Data in this exercise:

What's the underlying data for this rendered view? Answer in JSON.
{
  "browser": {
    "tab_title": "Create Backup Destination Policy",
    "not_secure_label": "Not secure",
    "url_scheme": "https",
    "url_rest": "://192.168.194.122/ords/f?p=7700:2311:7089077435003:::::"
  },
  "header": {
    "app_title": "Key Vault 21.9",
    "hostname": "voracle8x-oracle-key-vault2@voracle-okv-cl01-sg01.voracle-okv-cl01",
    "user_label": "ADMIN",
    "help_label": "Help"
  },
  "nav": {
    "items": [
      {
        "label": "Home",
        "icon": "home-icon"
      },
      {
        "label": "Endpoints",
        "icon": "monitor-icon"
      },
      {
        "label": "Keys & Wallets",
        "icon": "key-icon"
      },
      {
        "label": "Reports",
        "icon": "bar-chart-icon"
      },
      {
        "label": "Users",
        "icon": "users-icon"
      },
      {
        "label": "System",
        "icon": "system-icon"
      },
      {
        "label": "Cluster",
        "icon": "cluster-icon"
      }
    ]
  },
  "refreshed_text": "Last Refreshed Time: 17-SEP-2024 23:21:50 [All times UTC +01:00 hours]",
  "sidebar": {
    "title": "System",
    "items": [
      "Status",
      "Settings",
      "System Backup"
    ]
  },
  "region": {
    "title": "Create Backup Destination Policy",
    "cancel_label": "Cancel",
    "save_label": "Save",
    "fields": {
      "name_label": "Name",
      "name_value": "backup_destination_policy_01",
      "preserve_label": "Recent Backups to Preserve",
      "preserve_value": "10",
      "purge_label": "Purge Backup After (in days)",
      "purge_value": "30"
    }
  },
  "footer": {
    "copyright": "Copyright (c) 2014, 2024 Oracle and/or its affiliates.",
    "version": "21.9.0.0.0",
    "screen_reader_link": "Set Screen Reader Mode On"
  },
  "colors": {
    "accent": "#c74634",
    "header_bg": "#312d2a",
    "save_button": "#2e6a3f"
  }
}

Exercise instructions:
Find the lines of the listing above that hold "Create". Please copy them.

Solution to this exercise:
    "tab_title": "Create Backup Destination Policy",
    "title": "Create Backup Destination Policy",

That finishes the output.